Give all the lines below again, exactly, with no pictures.

Records for processing below:

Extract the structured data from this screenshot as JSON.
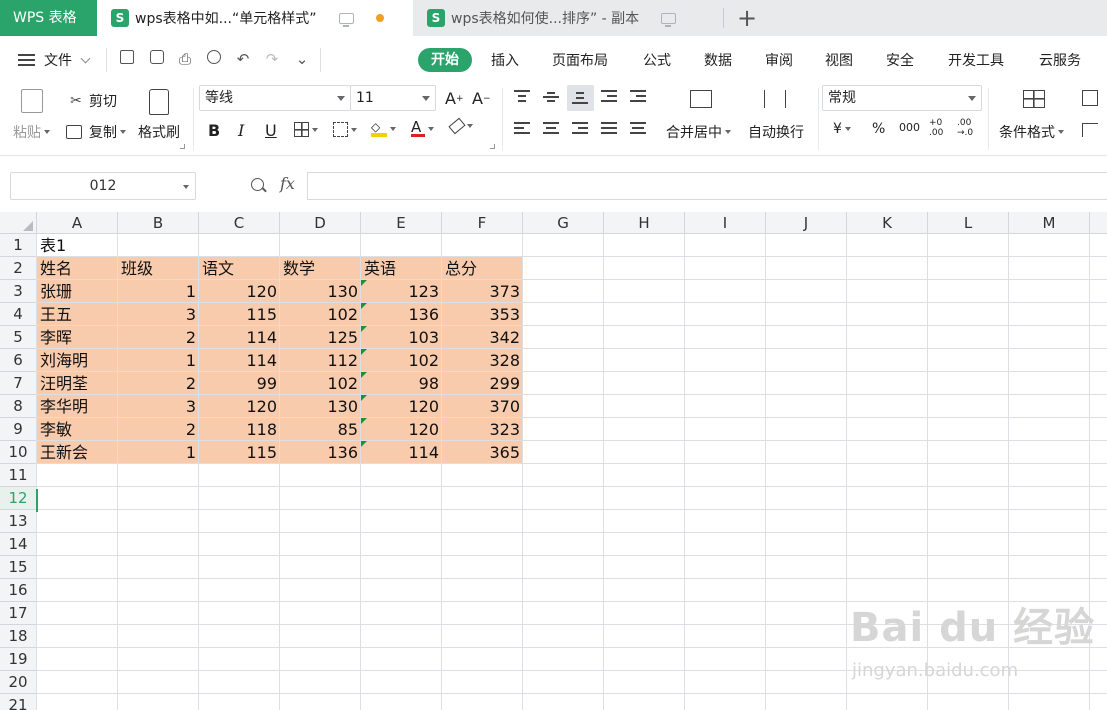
{
  "tabs": {
    "app": "WPS 表格",
    "doc1": "wps表格中如...“单元格样式”",
    "doc2": "wps表格如何使...排序”  - 副本",
    "new_tab": "+"
  },
  "menu": {
    "file": "文件",
    "items": [
      "开始",
      "插入",
      "页面布局",
      "公式",
      "数据",
      "审阅",
      "视图",
      "安全",
      "开发工具",
      "云服务"
    ]
  },
  "ribbon": {
    "paste": "粘贴",
    "cut": "剪切",
    "copy": "复制",
    "format_painter": "格式刷",
    "font_name": "等线",
    "font_size": "11",
    "bold": "B",
    "italic": "I",
    "underline": "U",
    "merge_center": "合并居中",
    "wrap_text": "自动换行",
    "number_format": "常规",
    "currency": "¥",
    "percent": "%",
    "thousands": "000",
    "inc_decimal": "+0\n.00",
    "dec_decimal": ".00\n→.0",
    "conditional_format": "条件格式"
  },
  "formula_bar": {
    "name_box": "012",
    "fx": "fx",
    "content": ""
  },
  "columns": [
    "A",
    "B",
    "C",
    "D",
    "E",
    "F",
    "G",
    "H",
    "I",
    "J",
    "K",
    "L",
    "M"
  ],
  "rows": [
    "1",
    "2",
    "3",
    "4",
    "5",
    "6",
    "7",
    "8",
    "9",
    "10",
    "11",
    "12",
    "13",
    "14",
    "15",
    "16",
    "17",
    "18",
    "19",
    "20",
    "21"
  ],
  "sheet": {
    "title": "表1",
    "headers": [
      "姓名",
      "班级",
      "语文",
      "数学",
      "英语",
      "总分"
    ],
    "data": [
      [
        "张珊",
        "1",
        "120",
        "130",
        "123",
        "373"
      ],
      [
        "王五",
        "3",
        "115",
        "102",
        "136",
        "353"
      ],
      [
        "李晖",
        "2",
        "114",
        "125",
        "103",
        "342"
      ],
      [
        "刘海明",
        "1",
        "114",
        "112",
        "102",
        "328"
      ],
      [
        "汪明荃",
        "2",
        "99",
        "102",
        "98",
        "299"
      ],
      [
        "李华明",
        "3",
        "120",
        "130",
        "120",
        "370"
      ],
      [
        "李敏",
        "2",
        "118",
        "85",
        "120",
        "323"
      ],
      [
        "王新会",
        "1",
        "115",
        "136",
        "114",
        "365"
      ]
    ]
  },
  "colors": {
    "accent": "#2aa46b",
    "data_fill": "#f8cbad"
  },
  "watermark": {
    "brand": "Bai du 经验",
    "url": "jingyan.baidu.com"
  }
}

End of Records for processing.

▶ **Answer to this exercise**
Extract the structured data from this screenshot as JSON.
{
  "tabs": {
    "app": "WPS 表格",
    "doc1": "wps表格中如...“单元格样式”",
    "doc2": "wps表格如何使...排序”  - 副本",
    "new_tab": "+"
  },
  "menu": {
    "file": "文件",
    "items": [
      "开始",
      "插入",
      "页面布局",
      "公式",
      "数据",
      "审阅",
      "视图",
      "安全",
      "开发工具",
      "云服务"
    ]
  },
  "ribbon": {
    "paste": "粘贴",
    "cut": "剪切",
    "copy": "复制",
    "format_painter": "格式刷",
    "font_name": "等线",
    "font_size": "11",
    "bold": "B",
    "italic": "I",
    "underline": "U",
    "merge_center": "合并居中",
    "wrap_text": "自动换行",
    "number_format": "常规",
    "currency": "¥",
    "percent": "%",
    "thousands": "000",
    "inc_decimal": "+0\n.00",
    "dec_decimal": ".00\n→.0",
    "conditional_format": "条件格式"
  },
  "formula_bar": {
    "name_box": "012",
    "fx": "fx",
    "content": ""
  },
  "columns": [
    "A",
    "B",
    "C",
    "D",
    "E",
    "F",
    "G",
    "H",
    "I",
    "J",
    "K",
    "L",
    "M"
  ],
  "rows": [
    "1",
    "2",
    "3",
    "4",
    "5",
    "6",
    "7",
    "8",
    "9",
    "10",
    "11",
    "12",
    "13",
    "14",
    "15",
    "16",
    "17",
    "18",
    "19",
    "20",
    "21"
  ],
  "sheet": {
    "title": "表1",
    "headers": [
      "姓名",
      "班级",
      "语文",
      "数学",
      "英语",
      "总分"
    ],
    "data": [
      [
        "张珊",
        "1",
        "120",
        "130",
        "123",
        "373"
      ],
      [
        "王五",
        "3",
        "115",
        "102",
        "136",
        "353"
      ],
      [
        "李晖",
        "2",
        "114",
        "125",
        "103",
        "342"
      ],
      [
        "刘海明",
        "1",
        "114",
        "112",
        "102",
        "328"
      ],
      [
        "汪明荃",
        "2",
        "99",
        "102",
        "98",
        "299"
      ],
      [
        "李华明",
        "3",
        "120",
        "130",
        "120",
        "370"
      ],
      [
        "李敏",
        "2",
        "118",
        "85",
        "120",
        "323"
      ],
      [
        "王新会",
        "1",
        "115",
        "136",
        "114",
        "365"
      ]
    ]
  },
  "colors": {
    "accent": "#2aa46b",
    "data_fill": "#f8cbad"
  },
  "watermark": {
    "brand": "Bai du 经验",
    "url": "jingyan.baidu.com"
  }
}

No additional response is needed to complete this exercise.